Gen Z. iGen. Centennials. Post-Millennials. Plurals. Whatever you call them, they are the people who were born in the years from the mid-1990s to around 2015. They make up 25% of the population, and they are unique.
From sharing “snackable” content to live-streaming events, here are five fresh ideas for recruiting your next generation of talent.
It’s Never Too Early To Start Recruiting
Gen Z is interested in entering the workforce earlier than previous generations. A survey performed by Universum in Stockholm reveals that almost half of the 50,000 members of Gen Z who were surveyed plan to enter the workforce immediately after high school. And 60% said they’d be keen to have employers offer education in their chosen field rather than go through the traditional university degree route. University’s loss can then be your asset gain with a dedicated employee.
Because work-life balance is a top priority with Gen Z, it’s essential to understand that, unlike previous generations, Gen Z would instead work fewer hours and make less money. Therefore, emphasizing value, such as flexibility in growth and career options, when communicating, will be more critical than ever. Members of Gen Z aren’t focused solely on the job today. They are looking at what the job has the potential of becoming in the future.
A common element of Gen Z is its entrepreneurial spirit. This generation wants to create new ideas rather than follow others’ dreams. If you want members of Gen Z to follow instead of lead, then implement methods to ensure that their voices and ideas are heard and validated, beginning with the recruitment period.
Gen Z is the post-9/11, fully digital generation. Members of this generation grew up on a diet of cell phones and instant messaging. According to FlexJobs, many of them learn best through online platforms. They respond to visuals and face-to-face communication. So, think of visual platforms such as YouTube, Snapchat, FaceTime, or Skype when drafting communication plans. Relying on telephone communication won’t attract top generational performers.
Flexibility In The Workplace
Gen Z is not the 9–5 generation. Because Gen Z was raised on technology and mobility, it is vital to have a flexible workday to attract and retain top Gen Z talent. Working flexible hours will provide them with the opportunity to accommodate the passion-projects so intrinsic to their identity.
Don’t pursue Z-candidates via their Twitter or other social media accounts; they’re more focused on building a relationship. Begin by developing your brand, then engage them through brief messaging. This type of snackable content is preferred over big-budget ad campaigns that are less likely to resonate with this generation of connectivity.
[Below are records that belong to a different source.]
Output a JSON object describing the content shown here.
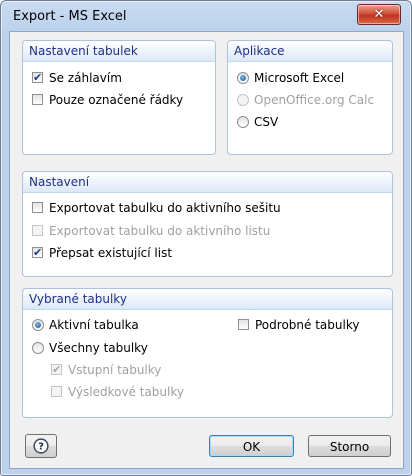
{
  "window": {
    "title": "Export - MS Excel"
  },
  "groups": {
    "tables": {
      "title": "Nastavení tabulek",
      "items": [
        {
          "label": "Se záhlavím",
          "checked": true
        },
        {
          "label": "Pouze označené řádky",
          "checked": false
        }
      ]
    },
    "app": {
      "title": "Aplikace",
      "items": [
        {
          "label": "Microsoft Excel",
          "selected": true,
          "enabled": true
        },
        {
          "label": "OpenOffice.org Calc",
          "selected": false,
          "enabled": false
        },
        {
          "label": "CSV",
          "selected": false,
          "enabled": true
        }
      ]
    },
    "settings": {
      "title": "Nastavení",
      "items": [
        {
          "label": "Exportovat tabulku do aktivního sešitu",
          "checked": false,
          "enabled": true
        },
        {
          "label": "Exportovat tabulku do aktivního listu",
          "checked": false,
          "enabled": false
        },
        {
          "label": "Přepsat existující list",
          "checked": true,
          "enabled": true
        }
      ]
    },
    "selected": {
      "title": "Vybrané tabulky",
      "active": "Aktivní tabulka",
      "all": "Všechny tabulky",
      "input": "Vstupní tabulky",
      "results": "Výsledkové tabulky",
      "detailed": "Podrobné tabulky"
    }
  },
  "buttons": {
    "ok": "OK",
    "cancel": "Storno"
  },
  "icons": {
    "close": "close-icon",
    "help": "help-icon"
  }
}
Gen Z Strategy
If you want to attract top post-millennial talent, you’ll need to cultivate a definitive Gen Z strategy that includes:
- Communicating why this job matters; what they can expect to accomplish in this role
- An associated social principal or mandate (provided you have one)
- Ability to take full advantage of their entrepreneurial spirit
- Snackable communication methods that employ the inclusion of emojis (◑‿◐) and gifs
- Fully utilizing multiple social media channels — including Instagram, Twitter, Facebook, Snapchat, Whisper, and Tumblr — to communicate your job vacancies
- Using live streaming platforms such as YouTube, Google Hangouts, and Skype for face-to-face conversations and relationship development